Don’t Wait: Travel when your kids are young
“Why don’t you wait until they are older, when they’ll remember this?”
“Isn’t it a pain traveling with such young kids?”
“Kids at their age don’t appreciate travel, so why do you spend the money on it?”
As a family of wanderlusters, we hear comments like this a lot from well-meaning friends and family.
We actually caught the travel bug after our first son was born. My husband and I never did the gap year before college thing, nor did we study abroad. We went to school, started working, got married and bought a house, all by the time we were 23 years old. We were good, responsible kids who took their parents advice on how to settle down, and we traveled occasionally for vacation. After our first son was born, our views on everything changed (not shocking to fellow parents, I’m sure). We wanted to show this little, adorable spawn of ours the world, and we wanted to experience it through his eyes. In retrospect, I think this came from our own childhoods of never exploring too far. He went to the Poconos ... I went to the Jersey Shore. Every. Single. Summer. Now, at ages 5 and 7, my boys have been to 16 states and have been out of the country twice. Not exactly world travelers just yet, but it’s a good start.
So, to those asking:
Why don’t we wait until they are older, when they’ll remember more?
Travel isn’t all about the memories. That may be an unpopular opinion, but it’s true. Photos and video will serve as awesome memories for each trip we take. The real takeaway of frequent travel with young kids is what is learned on those trips. Being exposed to new cultures, different people and new experiences help to shape who our kids are when we are back home. They appreciate the things we have, and learn to place value on experiences together as opposed to things.
Isn’t it a pain traveling when they are young?
A wise person once said (and that wise person was likely a mother) "Going on a trip with kids is just yelling at them from a different city, and having to pack your entire house to bring with you."
So, in short: yep. It can be a pain. Watching my family lug four carry-on bags (because who wants to pay extra baggage fees), and two giant convertible car seats, while wearing backpacks and trying to not lose our kids through security at JFK airport is a sight to be seen. Enough of a sight to possibly make you want to stay home. You just have to have a "No Pain, No Gain; It’s worth it in the end; Nothing Good Comes easy," cliche kind of attitude about it.
It’s now noticeable that our kids ask for things to do and specific vacation requests for birthday and holiday gifts. They ask to spend birthday money on a weekend getaway instead of a new toy. Traveling helps foster confidence in them and a huge “say yes” attitude.
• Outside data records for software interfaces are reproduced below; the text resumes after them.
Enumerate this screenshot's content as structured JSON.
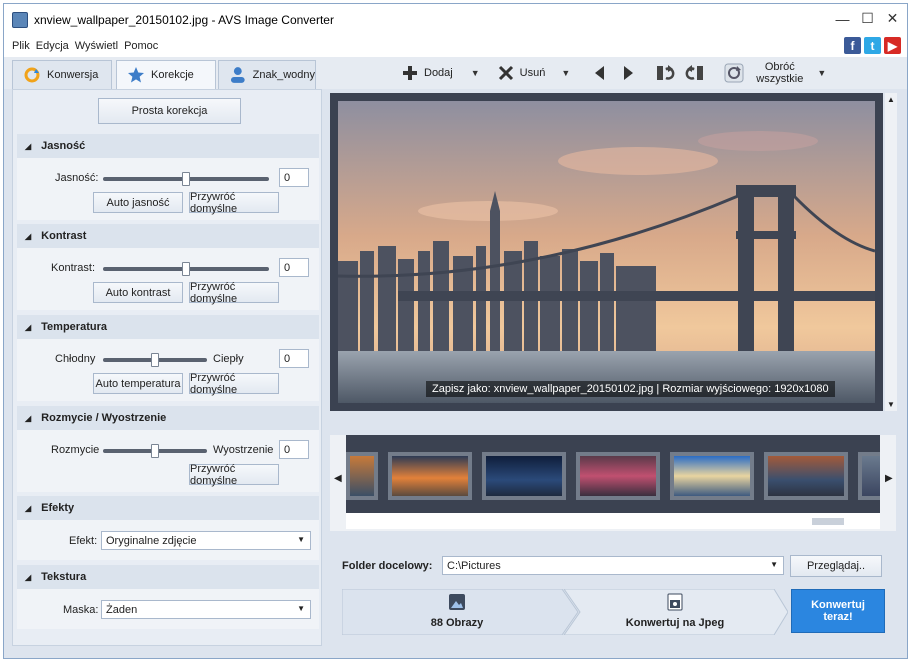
{
  "window": {
    "title": "xnview_wallpaper_20150102.jpg - AVS Image Converter"
  },
  "menu": [
    "Plik",
    "Edycja",
    "Wyświetl",
    "Pomoc"
  ],
  "tabs": [
    {
      "label": "Konwersja",
      "icon": "convert-icon"
    },
    {
      "label": "Korekcje",
      "icon": "star-icon"
    },
    {
      "label": "Znak_wodny",
      "icon": "person-icon"
    }
  ],
  "toolbar": {
    "add_label": "Dodaj",
    "remove_label": "Usuń",
    "rotate_all_line1": "Obróć",
    "rotate_all_line2": "wszystkie"
  },
  "left": {
    "simple_button": "Prosta korekcja",
    "sections": {
      "brightness": {
        "title": "Jasność",
        "label": "Jasność:",
        "value": "0",
        "level": 0.5,
        "auto": "Auto jasność",
        "reset": "Przywróć domyślne"
      },
      "contrast": {
        "title": "Kontrast",
        "label": "Kontrast:",
        "value": "0",
        "level": 0.5,
        "auto": "Auto kontrast",
        "reset": "Przywróć domyślne"
      },
      "temperature": {
        "title": "Temperatura",
        "left_label": "Chłodny",
        "right_label": "Ciepły",
        "value": "0",
        "level": 0.5,
        "auto": "Auto temperatura",
        "reset": "Przywróć domyślne"
      },
      "blur": {
        "title": "Rozmycie / Wyostrzenie",
        "left_label": "Rozmycie",
        "right_label": "Wyostrzenie",
        "value": "0",
        "level": 0.5,
        "reset": "Przywróć domyślne"
      },
      "effects": {
        "title": "Efekty",
        "label": "Efekt:",
        "selected": "Oryginalne zdjęcie"
      },
      "texture": {
        "title": "Tekstura",
        "label": "Maska:",
        "selected": "Żaden"
      }
    }
  },
  "preview": {
    "caption": "Zapisz jako: xnview_wallpaper_20150102.jpg | Rozmiar wyjściowego: 1920x1080"
  },
  "output": {
    "folder_label": "Folder docelowy:",
    "folder_value": "C:\\Pictures",
    "browse": "Przeglądaj..",
    "count_label": "88 Obrazy",
    "convert_to": "Konwertuj na Jpeg",
    "convert_now_line1": "Konwertuj",
    "convert_now_line2": "teraz!"
  },
  "colors": {
    "accent": "#2b86e0",
    "panel": "#e8edf4",
    "dark": "#3b4251"
  }
}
Planning upcoming trips is a family affair, where everyone gets a say on the itinerary. And with every new adventure planned, I feel us growing closer to our boys.
We’re always reminded that childhood goes so damn fast, so why not spend as many moments as you can exploring this earth with the people that mean the most to you? Pack your good camera, save your pennies, always bring an extra change of clothes for the plane (because someone always inevitably pees their pants) and see the world.